The Old Farmer’s Almanac is a centuries-old media success story.
North America’s oldest continuously published periodical is now preparing for its 225th edition—and The 2017 Old Farmer’s Almanac, arriving late this summer, is expected to resume its perennial position on many national best-seller lists.
In a time when nary a day goes by without a story about the death of print media, The Old Farmer’s Almanac has not just survived—it has flourished.
According to Publisher Sherin Pierce, the Almanac’s success is about having a team—from editorial to distribution—that is fully engaged in the product and dedicated to staying true to the brand’s identity.
“You can never take a year off,” says Pierce. “Sales might be strong, but that’s just reason to work even harder to truly understand the audience and how they engage with the book and the brand as a whole.”
During the past several years, the Almanac brand has expanded its reach from the tried-and-true annual print edition to encompass The Old Farmer’s Almanac for Kids, The Garden Guide, and a series of cookbooks with themes that resonate with Almanac readers, such as Comfort Food, Everyday Baking, and Cooking Fresh.
In late 2015, the Almanac launched EXTRA! from The Old Farmer’s Almanac, a monthly digital-only title that includes features on astronomy, history, gardening, DIY, food, humor, and even an updated weather forecast. This is the first monthly publication under The Old Farmer’s Almanac brand.
EXTRA! was born out of the evolving habits of Almanac readers: They like their Almanac as it is, but want access more than just once a year. And how do they want that interaction?
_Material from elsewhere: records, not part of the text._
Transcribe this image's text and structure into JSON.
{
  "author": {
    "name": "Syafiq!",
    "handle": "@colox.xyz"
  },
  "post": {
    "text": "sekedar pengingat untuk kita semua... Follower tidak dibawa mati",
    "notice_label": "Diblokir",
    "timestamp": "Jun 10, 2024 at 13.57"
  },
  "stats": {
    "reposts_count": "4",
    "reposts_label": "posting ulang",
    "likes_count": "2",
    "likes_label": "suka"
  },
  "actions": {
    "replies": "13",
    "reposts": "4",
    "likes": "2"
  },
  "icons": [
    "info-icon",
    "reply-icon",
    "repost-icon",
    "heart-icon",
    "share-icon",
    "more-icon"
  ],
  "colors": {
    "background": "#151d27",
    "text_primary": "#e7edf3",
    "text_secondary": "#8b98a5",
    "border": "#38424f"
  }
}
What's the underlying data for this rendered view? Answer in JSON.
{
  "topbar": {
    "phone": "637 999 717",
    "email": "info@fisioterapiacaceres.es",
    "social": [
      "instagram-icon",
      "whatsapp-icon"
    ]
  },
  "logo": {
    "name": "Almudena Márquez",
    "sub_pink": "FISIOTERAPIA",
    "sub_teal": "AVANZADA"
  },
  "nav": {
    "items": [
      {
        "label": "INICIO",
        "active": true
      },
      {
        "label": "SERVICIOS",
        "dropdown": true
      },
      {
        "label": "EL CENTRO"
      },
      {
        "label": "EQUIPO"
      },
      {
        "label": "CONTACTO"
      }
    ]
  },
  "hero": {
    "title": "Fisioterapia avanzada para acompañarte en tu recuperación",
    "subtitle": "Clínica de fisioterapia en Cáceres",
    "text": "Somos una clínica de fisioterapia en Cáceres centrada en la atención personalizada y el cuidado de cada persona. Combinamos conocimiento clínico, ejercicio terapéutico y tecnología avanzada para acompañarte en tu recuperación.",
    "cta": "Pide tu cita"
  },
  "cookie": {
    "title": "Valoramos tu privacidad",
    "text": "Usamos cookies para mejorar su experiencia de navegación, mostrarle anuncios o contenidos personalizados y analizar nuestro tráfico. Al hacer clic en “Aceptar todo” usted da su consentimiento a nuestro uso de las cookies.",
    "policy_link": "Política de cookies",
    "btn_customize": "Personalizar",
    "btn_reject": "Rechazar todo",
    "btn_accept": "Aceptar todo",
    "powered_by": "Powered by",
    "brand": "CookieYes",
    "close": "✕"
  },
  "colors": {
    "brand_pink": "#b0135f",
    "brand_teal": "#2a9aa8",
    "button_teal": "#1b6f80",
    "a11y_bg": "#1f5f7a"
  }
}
Through smart phones and tablets.
“We started seeing that more and more of our audience was finding us on mobile devices—through our Web site, social media, or the digital editions of our print publications. Once we recognized this trend, we started to put more time and energy into these media and there’s been obvious payoff: Last fall, we gained our millionth fan on Facebook. Year-over-year sales of our digital products are increasing. A monthly digital magazine was the next natural evolution,” says Pierce.
The bread and butter of The Old Farmer’s Almanac, though, is the print edition, which sells millions of copies throughout the U.S. and Canada. A vast majority of these copies are sold on the newsstand, which Pierce calls “the lifeblood of the Almanac.”
Pierce attributes the Almanac’s distribution success to three core principles:
- Don’t give up on newsstand. “Many times when publishers start seeing a slump in sales, they begin to cut promotions, and that has a snowball effect.”
- Keep investing in the product. In an age when print publications cut into pages to maintain profits, The Old Farmer’s Almanac has retained the same page count for decades. In addition, an up-front full-color section has replaced some of the traditional newsprint pages. “Visual articles—like those on gardening and food—just feel better in color, and this creates a better reader experience.”
- Listen to your retailers. Pierce and her team are in daily contact with retailers from all over the country. Many of these discussions center on how the product is being received by various audiences and how to better market it location to location. “I’m very proud of the relationships my team has built with our retail partners. We don’t tell them how to sell our product; we listen to how it makes the most sense for them to sell it to their customers.”
Publisher Pierce also stresses the importance of marketing across all channels to reach readers. This has been especially important for The Old Farmer’s Almanac, which faces marketplace confusion because of its name. Even though The Old Farmer’s Almanac is the most successful publication of its kind, there are a number of smaller magazines that utilize the generic term “farmer’s almanac.” Add to that, the Almanac’s editorial speaks to all ages even though it has the word “old” in its name.
“Every year, the release of The Old Farmer’s Almanac garners millions of impressions and mentions in traditional and online media,” continues Pierce. “This coverage continues throughout the year. We’re constantly reaching out to our fans on social media and working with retailers on floor displays and promotions.”
“Our readers keep the presses printing, and we endeavor to reach them however we can, whenever we can. We don’t take our success for granted. Despite the challenges we face as a print publication in a digital-dominated world, we have still managed to remain relevant by adapting to the times,” she adds.
The 2017 Old Farmer’s Almanac—the publication’s 225th edition—is being prepared now, with advertising opportunities still available. The Old Farmer’s Almanac is owned and operated by Yankee Publishing Inc. and is headquartered in Dublin, New Hampshire.